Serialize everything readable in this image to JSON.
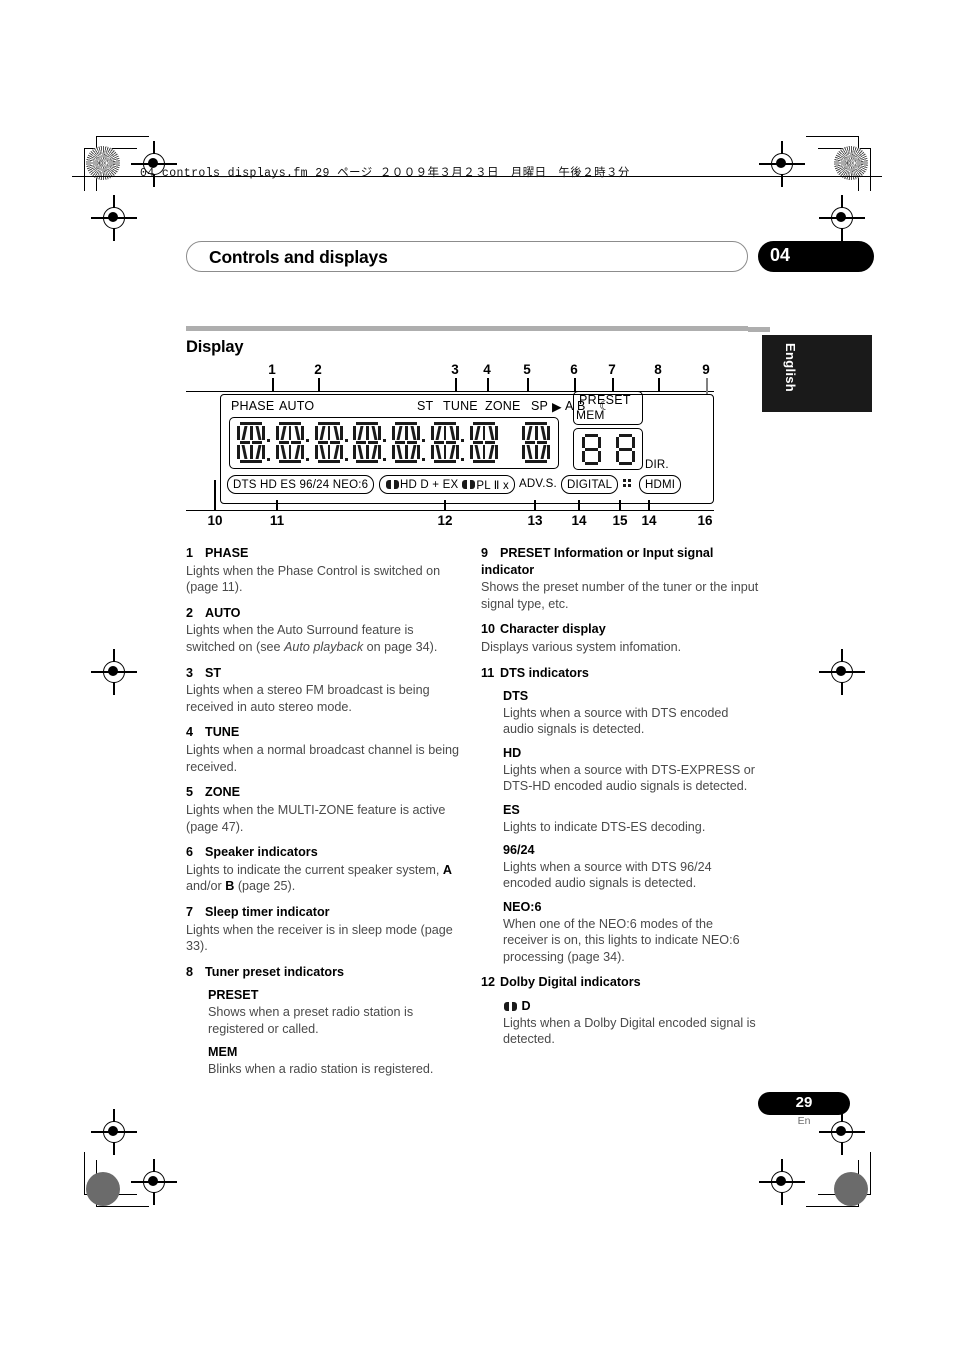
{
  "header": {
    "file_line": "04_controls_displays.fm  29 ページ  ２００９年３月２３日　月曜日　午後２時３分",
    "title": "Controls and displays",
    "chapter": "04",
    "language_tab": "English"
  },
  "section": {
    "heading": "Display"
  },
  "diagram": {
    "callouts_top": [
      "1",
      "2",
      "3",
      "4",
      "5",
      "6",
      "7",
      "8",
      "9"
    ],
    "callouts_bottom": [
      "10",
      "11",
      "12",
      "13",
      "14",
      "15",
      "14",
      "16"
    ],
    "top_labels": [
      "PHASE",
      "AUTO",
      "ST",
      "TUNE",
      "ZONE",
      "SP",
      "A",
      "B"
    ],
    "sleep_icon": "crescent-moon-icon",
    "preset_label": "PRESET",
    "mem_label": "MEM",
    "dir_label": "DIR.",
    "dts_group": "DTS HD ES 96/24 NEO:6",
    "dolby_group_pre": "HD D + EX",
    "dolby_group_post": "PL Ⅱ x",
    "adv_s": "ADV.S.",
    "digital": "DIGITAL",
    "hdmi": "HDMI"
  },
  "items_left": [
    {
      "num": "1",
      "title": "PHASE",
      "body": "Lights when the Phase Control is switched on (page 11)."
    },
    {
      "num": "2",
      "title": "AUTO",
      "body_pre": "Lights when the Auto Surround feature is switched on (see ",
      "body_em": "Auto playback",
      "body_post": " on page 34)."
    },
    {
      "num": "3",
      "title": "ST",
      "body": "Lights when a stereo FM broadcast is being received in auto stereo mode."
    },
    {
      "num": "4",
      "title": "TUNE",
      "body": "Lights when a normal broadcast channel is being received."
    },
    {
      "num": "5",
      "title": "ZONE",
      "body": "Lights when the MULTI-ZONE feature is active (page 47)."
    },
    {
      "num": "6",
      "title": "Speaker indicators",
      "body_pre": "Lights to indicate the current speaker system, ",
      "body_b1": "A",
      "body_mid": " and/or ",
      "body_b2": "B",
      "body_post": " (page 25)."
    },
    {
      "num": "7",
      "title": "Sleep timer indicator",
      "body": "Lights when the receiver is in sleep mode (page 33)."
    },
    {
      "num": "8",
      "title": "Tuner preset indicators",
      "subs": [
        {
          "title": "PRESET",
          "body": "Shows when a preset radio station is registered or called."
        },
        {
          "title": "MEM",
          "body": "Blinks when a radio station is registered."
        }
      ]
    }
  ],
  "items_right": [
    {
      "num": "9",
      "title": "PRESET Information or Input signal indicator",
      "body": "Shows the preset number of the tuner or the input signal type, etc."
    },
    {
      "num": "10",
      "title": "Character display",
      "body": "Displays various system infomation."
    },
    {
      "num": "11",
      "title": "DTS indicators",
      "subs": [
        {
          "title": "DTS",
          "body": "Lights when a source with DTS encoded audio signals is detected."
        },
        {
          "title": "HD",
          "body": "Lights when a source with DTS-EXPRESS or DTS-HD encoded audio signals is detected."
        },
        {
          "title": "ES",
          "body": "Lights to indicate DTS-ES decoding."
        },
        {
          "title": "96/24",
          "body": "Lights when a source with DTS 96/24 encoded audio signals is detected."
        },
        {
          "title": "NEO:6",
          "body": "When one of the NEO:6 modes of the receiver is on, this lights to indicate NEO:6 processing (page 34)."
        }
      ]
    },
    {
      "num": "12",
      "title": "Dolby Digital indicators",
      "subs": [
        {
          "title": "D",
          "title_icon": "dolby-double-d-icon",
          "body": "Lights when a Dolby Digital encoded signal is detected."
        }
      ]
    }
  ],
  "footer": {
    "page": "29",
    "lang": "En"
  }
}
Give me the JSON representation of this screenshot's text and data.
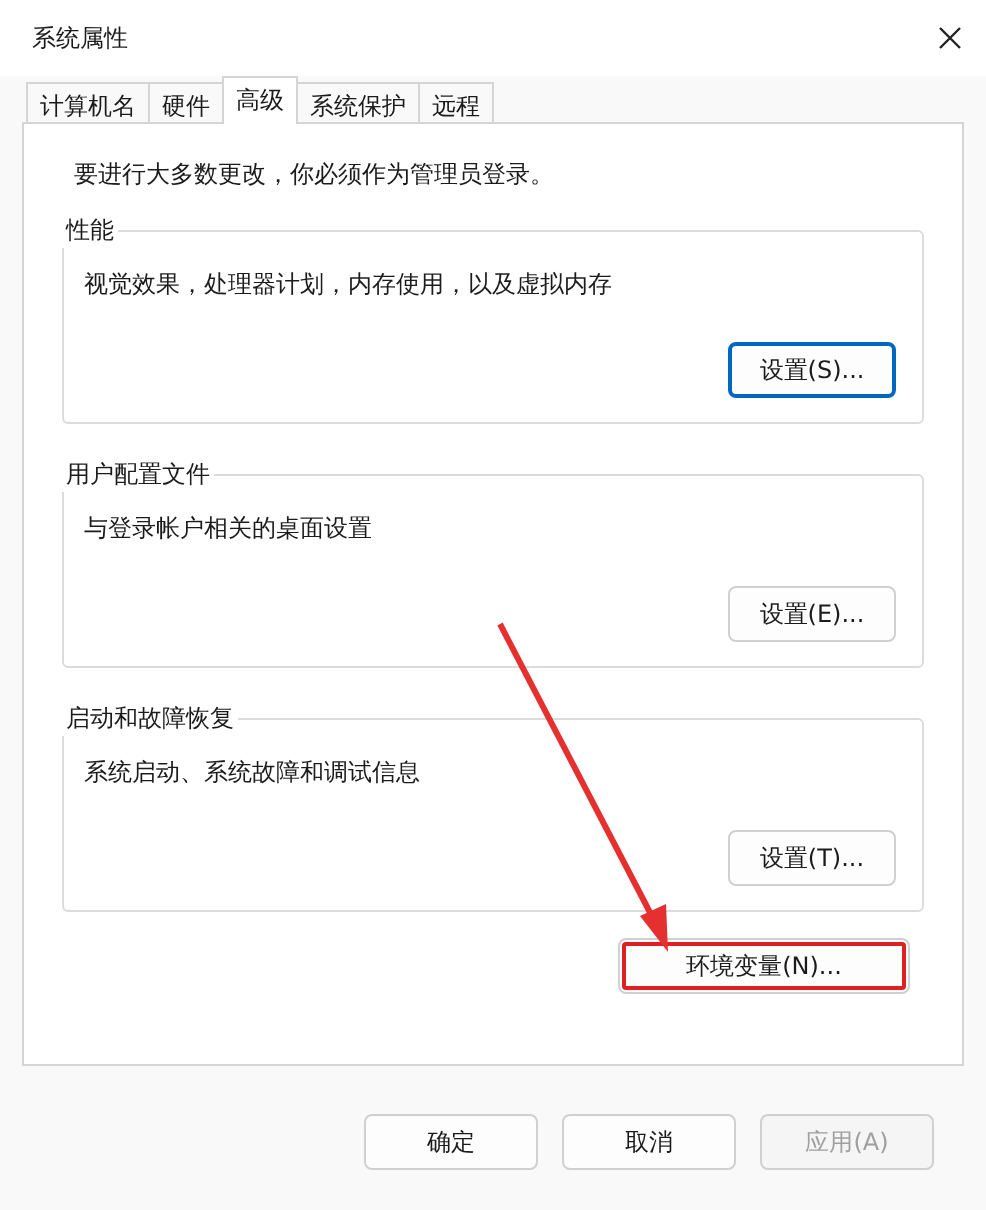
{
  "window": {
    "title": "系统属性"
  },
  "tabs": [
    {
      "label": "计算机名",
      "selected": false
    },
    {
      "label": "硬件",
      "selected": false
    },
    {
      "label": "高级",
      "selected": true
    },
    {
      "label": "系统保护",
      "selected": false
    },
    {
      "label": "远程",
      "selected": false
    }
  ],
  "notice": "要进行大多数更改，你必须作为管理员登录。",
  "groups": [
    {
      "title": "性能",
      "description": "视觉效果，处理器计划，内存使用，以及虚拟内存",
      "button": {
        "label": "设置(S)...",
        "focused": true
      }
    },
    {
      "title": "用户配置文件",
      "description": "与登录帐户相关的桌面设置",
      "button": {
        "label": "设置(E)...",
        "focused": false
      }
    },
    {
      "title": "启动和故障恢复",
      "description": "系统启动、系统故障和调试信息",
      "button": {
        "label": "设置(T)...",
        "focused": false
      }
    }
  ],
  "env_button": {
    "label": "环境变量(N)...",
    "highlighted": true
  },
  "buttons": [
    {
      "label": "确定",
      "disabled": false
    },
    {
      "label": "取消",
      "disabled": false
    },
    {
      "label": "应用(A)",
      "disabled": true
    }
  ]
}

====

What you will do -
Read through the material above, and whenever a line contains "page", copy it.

Task answer -
      "body": "Lights when the Phase Control is switched on (page 11)."
      "body_post": " on page 34)."
      "body": "Lights when the MULTI-ZONE feature is active (page 47)."
      "body_post": " (page 25)."
      "body": "Lights when the receiver is in sleep mode (page 33)."
          "body": "When one of the NEO:6 modes of the receiver is on, this lights to indicate NEO:6 processing (page 34)."
    "page": "29",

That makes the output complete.